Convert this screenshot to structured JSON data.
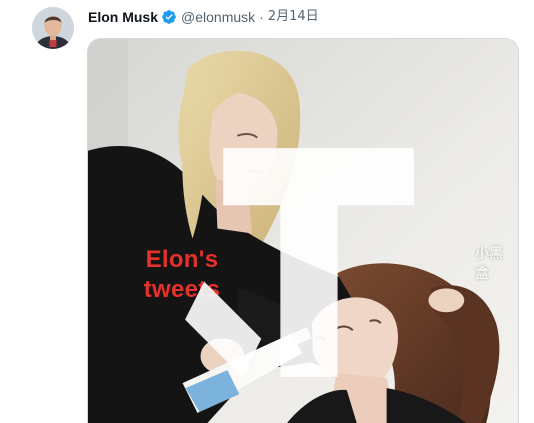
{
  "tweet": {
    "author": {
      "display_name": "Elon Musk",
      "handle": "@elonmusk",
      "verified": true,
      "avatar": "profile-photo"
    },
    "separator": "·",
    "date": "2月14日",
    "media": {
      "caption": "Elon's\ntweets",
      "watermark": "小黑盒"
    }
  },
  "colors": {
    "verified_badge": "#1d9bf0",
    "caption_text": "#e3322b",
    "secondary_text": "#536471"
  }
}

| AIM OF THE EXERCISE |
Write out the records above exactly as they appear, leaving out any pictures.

| RESPONSE |
Convert this screenshot to structured JSON data.
{
  "tweet": {
    "author": {
      "display_name": "Elon Musk",
      "handle": "@elonmusk",
      "verified": true,
      "avatar": "profile-photo"
    },
    "separator": "·",
    "date": "2月14日",
    "media": {
      "caption": "Elon's\ntweets",
      "watermark": "小黑盒"
    }
  },
  "colors": {
    "verified_badge": "#1d9bf0",
    "caption_text": "#e3322b",
    "secondary_text": "#536471"
  }
}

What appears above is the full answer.